** Input data follows **

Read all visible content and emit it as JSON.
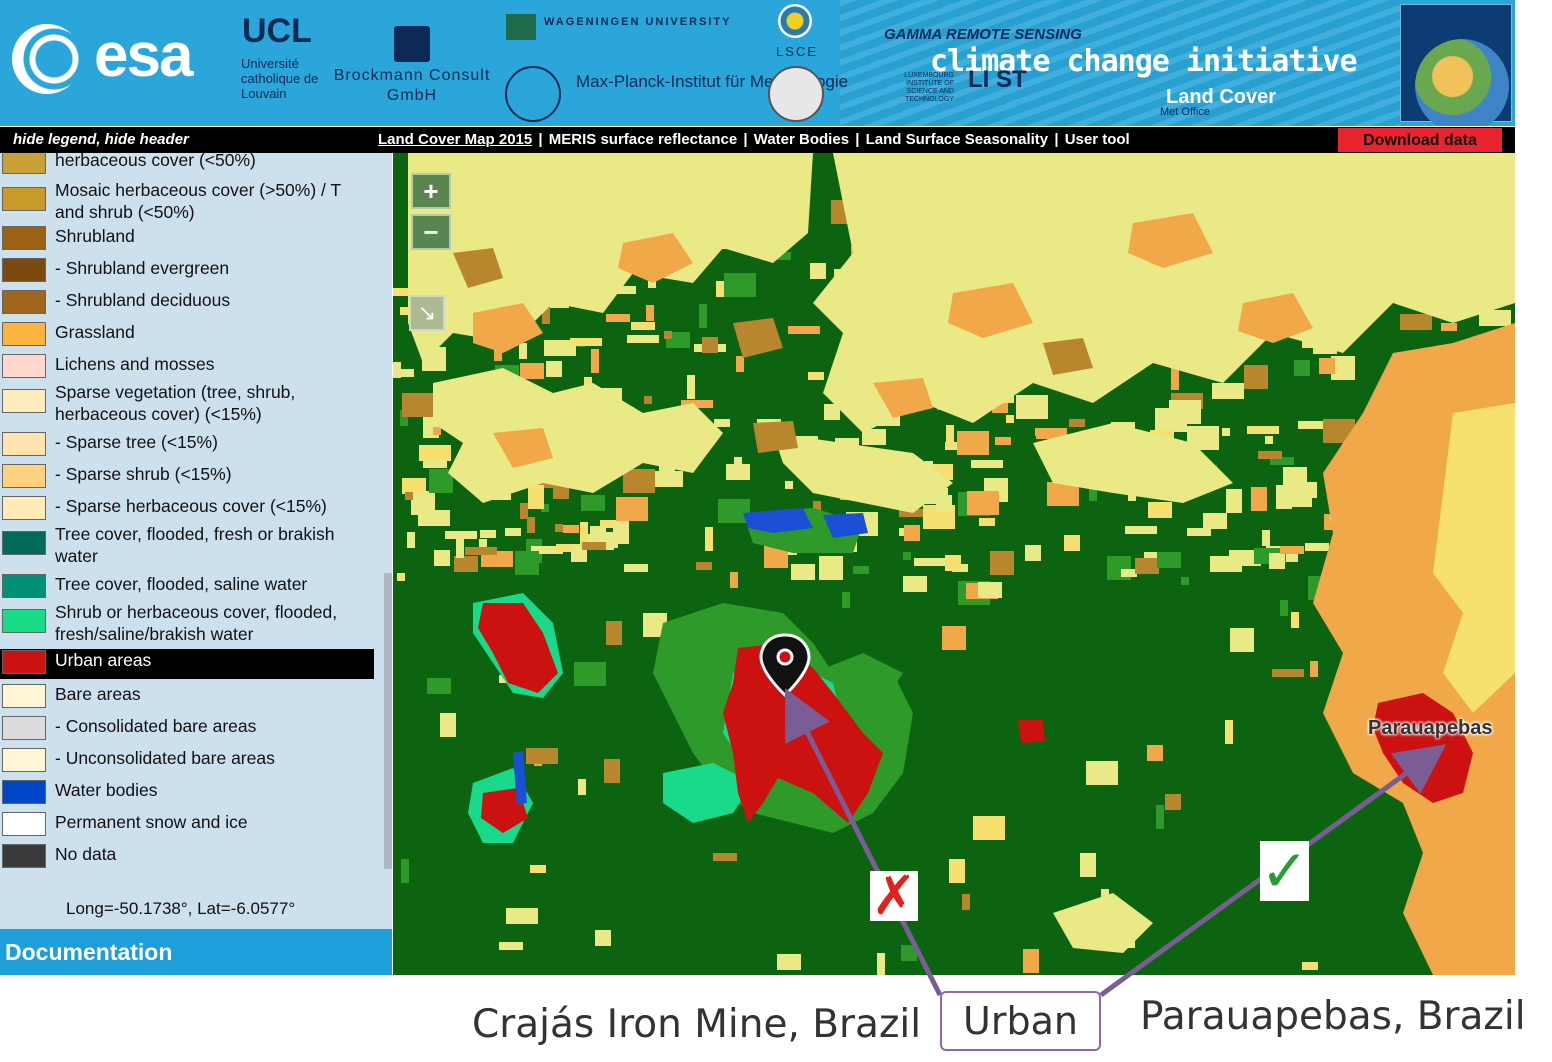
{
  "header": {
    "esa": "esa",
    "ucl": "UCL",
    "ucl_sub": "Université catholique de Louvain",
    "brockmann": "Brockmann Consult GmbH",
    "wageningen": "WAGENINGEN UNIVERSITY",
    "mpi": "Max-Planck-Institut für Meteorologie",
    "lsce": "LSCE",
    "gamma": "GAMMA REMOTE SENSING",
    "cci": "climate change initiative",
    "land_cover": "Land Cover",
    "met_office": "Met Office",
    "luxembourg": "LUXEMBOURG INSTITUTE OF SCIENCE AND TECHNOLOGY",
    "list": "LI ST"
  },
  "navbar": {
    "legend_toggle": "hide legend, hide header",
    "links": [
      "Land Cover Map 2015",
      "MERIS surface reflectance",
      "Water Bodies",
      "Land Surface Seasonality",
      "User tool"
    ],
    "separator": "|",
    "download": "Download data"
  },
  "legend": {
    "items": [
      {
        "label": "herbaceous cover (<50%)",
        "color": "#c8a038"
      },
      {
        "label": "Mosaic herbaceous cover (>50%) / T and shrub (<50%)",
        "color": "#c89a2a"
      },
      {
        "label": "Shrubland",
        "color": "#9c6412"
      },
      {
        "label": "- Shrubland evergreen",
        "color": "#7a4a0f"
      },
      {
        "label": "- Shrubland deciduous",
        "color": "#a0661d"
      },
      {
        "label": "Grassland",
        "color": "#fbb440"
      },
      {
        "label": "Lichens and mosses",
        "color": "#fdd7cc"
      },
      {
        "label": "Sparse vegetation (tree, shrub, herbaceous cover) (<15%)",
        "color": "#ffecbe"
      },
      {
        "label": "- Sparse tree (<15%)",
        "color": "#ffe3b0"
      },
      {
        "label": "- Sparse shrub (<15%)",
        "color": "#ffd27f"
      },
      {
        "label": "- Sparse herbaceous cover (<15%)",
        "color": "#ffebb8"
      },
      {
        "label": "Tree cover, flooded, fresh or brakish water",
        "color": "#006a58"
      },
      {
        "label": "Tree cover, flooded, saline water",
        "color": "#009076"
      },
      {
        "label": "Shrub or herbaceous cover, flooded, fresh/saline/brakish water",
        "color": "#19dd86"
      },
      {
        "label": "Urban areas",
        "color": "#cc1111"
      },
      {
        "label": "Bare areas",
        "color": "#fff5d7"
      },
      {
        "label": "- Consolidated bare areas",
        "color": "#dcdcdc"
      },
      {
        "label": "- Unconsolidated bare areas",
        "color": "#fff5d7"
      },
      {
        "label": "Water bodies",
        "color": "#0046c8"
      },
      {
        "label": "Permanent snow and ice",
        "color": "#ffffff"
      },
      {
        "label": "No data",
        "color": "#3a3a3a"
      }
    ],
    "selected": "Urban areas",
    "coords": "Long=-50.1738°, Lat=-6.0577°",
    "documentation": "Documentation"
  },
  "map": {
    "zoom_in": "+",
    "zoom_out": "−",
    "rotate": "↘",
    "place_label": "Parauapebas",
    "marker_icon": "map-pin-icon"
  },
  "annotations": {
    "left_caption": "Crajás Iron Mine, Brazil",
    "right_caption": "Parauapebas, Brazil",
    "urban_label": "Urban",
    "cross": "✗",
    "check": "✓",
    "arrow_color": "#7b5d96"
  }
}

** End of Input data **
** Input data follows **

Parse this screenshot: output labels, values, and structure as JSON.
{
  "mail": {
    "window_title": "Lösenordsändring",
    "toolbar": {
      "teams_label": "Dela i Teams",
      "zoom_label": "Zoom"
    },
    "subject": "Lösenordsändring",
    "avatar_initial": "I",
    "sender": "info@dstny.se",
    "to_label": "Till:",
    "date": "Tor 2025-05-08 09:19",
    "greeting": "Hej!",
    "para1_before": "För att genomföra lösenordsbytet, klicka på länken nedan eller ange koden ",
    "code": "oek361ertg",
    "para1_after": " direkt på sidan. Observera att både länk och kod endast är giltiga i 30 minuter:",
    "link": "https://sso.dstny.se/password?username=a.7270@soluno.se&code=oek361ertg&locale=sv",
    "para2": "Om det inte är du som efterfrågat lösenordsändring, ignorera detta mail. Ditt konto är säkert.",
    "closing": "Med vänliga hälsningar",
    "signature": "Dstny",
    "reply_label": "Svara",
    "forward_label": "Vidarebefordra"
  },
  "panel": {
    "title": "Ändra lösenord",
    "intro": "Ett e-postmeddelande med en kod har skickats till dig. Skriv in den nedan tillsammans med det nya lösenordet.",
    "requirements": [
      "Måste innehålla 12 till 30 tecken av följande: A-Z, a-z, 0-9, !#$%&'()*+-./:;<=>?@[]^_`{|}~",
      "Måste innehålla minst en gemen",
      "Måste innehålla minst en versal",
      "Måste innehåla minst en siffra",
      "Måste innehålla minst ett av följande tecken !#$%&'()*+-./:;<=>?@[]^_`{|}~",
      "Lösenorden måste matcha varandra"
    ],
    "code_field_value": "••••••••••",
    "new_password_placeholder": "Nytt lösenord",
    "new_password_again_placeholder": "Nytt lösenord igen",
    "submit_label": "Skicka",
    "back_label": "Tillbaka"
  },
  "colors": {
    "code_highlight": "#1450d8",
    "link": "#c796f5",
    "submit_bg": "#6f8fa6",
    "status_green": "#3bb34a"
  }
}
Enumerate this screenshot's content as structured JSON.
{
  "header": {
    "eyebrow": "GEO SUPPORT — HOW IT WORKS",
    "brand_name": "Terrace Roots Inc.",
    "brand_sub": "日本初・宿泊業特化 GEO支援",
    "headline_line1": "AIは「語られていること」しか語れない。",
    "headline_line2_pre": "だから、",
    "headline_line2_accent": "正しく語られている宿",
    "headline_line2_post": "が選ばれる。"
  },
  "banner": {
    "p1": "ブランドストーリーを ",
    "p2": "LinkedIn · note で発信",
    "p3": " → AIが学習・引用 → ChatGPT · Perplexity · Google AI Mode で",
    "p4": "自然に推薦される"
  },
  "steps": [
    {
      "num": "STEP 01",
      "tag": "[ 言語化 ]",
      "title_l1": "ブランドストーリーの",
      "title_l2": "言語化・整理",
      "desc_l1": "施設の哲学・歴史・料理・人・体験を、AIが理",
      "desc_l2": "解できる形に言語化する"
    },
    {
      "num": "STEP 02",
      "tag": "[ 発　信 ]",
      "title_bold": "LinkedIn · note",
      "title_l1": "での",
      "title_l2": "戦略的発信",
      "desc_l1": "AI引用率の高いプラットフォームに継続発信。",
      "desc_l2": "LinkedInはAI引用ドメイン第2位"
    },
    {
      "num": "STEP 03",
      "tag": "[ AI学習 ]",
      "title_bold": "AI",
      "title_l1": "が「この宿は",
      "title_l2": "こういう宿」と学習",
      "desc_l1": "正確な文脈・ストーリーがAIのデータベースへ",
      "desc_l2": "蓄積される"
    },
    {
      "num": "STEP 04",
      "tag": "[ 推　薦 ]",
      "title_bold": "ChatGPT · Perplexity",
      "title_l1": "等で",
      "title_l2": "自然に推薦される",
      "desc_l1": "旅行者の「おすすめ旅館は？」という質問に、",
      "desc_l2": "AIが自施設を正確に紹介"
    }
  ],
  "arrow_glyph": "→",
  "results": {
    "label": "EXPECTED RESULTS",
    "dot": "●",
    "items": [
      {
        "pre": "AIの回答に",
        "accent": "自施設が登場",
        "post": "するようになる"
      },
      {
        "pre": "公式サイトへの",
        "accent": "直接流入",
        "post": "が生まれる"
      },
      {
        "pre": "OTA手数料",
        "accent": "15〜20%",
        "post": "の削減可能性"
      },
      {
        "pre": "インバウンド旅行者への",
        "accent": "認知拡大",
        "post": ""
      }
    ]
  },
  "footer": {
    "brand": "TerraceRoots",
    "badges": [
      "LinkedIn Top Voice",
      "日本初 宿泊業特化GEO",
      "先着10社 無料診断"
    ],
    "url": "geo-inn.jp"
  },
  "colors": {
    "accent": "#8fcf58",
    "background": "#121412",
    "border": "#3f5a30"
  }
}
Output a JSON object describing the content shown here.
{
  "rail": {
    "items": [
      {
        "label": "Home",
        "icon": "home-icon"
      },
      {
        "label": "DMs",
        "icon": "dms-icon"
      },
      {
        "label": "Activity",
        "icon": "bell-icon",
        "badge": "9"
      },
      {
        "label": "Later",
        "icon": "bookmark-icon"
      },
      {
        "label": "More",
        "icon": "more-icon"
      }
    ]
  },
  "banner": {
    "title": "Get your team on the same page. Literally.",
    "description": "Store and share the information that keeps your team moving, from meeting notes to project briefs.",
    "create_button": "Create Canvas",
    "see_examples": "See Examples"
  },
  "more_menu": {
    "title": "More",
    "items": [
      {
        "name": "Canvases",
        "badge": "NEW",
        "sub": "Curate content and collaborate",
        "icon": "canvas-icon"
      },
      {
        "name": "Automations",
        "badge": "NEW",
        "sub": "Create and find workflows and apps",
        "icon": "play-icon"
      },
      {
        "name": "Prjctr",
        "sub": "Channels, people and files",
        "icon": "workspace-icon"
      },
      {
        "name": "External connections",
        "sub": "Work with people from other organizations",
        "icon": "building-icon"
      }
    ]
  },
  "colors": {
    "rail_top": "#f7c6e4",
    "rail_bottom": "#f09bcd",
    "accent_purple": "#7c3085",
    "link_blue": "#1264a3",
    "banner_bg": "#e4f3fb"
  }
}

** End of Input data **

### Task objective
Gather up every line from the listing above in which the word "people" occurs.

### Your solution
        "sub": "Channels, people and files",
        "sub": "Work with people from other organizations",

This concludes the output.